October 2012 Luncheon – Gordy Ringoen ’60

From 1900 to 1950 (the first fifty years of Sigma Tau) Gordy Ringoen ’60 reports that nearly one third of all Sigma Tau Fijis served in either the First or Second World Wars. From the vast collection of letters and Sigma Tau Service Letters (STSL’s) collected from these two wars, Gordy has compiled the stories of the veterans and their experiences.

Gordy Ringoen '60 holding "Veterans of Sigma Tau WWI and WWII"
Gordy Ringoen ’60 holding “Veterans of Sigma Tau WWI and WWII”

Graduating in the Class of 1960, Gordy went on to serve as an officer in the U.S. Army. Then he followed a path of varied business career and entrepreneurial activities in a variety of industries including computers, electronics, finance, radio, oil services, consulting, and investment management. In the past decade, Gordy has taught classes in Ethics and Management at the Foster Business School and guest lectured in Management, Marketing, Sales, and Finance. Today, Gordy describes himself with a bit of tongue-in-cheek as “Have been unemployed and unemployable for more than 15 years”.

Gordy authored two books for the benefit of our fraternity and Sigma Tau.

SIGMA TAU CHAPTER
OF
PHI GAMMA DELTA FRATERNITY
1900-1960

and

VETERANS OF SIGMA TAU
PHI GAMMA DELTA
WORLD WAR I AND WORLD WAR II

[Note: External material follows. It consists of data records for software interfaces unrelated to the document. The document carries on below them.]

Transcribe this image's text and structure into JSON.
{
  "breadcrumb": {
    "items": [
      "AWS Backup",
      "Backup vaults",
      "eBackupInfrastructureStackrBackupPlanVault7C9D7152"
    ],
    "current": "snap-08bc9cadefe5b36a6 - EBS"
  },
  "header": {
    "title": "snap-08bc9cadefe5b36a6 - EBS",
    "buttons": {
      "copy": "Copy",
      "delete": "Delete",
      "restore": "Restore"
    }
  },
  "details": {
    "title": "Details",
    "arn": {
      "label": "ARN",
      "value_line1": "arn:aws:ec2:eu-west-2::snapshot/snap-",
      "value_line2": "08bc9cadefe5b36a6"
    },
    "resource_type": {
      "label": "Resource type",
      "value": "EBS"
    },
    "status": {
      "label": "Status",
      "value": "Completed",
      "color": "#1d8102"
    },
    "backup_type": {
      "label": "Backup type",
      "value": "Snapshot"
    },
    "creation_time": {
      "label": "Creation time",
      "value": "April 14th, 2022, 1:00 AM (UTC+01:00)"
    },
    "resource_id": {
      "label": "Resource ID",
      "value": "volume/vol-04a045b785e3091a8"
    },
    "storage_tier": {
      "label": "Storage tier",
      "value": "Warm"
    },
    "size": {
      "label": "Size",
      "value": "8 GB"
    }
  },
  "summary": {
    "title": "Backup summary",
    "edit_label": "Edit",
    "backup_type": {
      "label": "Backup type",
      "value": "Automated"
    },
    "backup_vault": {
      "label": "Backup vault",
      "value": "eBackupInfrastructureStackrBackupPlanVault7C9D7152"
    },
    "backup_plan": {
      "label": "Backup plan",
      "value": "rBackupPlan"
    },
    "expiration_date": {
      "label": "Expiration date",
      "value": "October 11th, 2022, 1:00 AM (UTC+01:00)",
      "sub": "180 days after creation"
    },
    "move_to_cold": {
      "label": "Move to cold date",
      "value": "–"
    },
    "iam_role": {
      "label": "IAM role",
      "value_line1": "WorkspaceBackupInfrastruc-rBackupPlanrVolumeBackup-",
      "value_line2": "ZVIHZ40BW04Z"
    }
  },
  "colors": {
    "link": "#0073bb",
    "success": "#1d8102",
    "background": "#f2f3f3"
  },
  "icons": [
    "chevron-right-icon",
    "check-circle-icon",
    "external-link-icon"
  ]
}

gordy pic

Gordy brings to his authoring activities a wide-ranging intellect complimented with deep business experiences that contribute much to everything that he tackles….including authoring histories of Sigma Tau. At the October luncheon, Gordy shared stories, because his observations about the two books are that beyond the facts, the “stories effect us”. Gordy’s comments focused on “What did they feel?” and “What did they think?”

A summary of Gordy’s comments: “It’s the story — not the weeks, the months, the years of war. The book “Veterans of Sigma Tau” offers the stories of Fiji veterans who answered our nation’s call. It’s their lives, their families back home, and their actions in their theaters of war.”

The luncheon was fortunate to have a table of 1946ers attending, so Gordy’s comments rang true as he discussed the history of the fraternity’s veterans.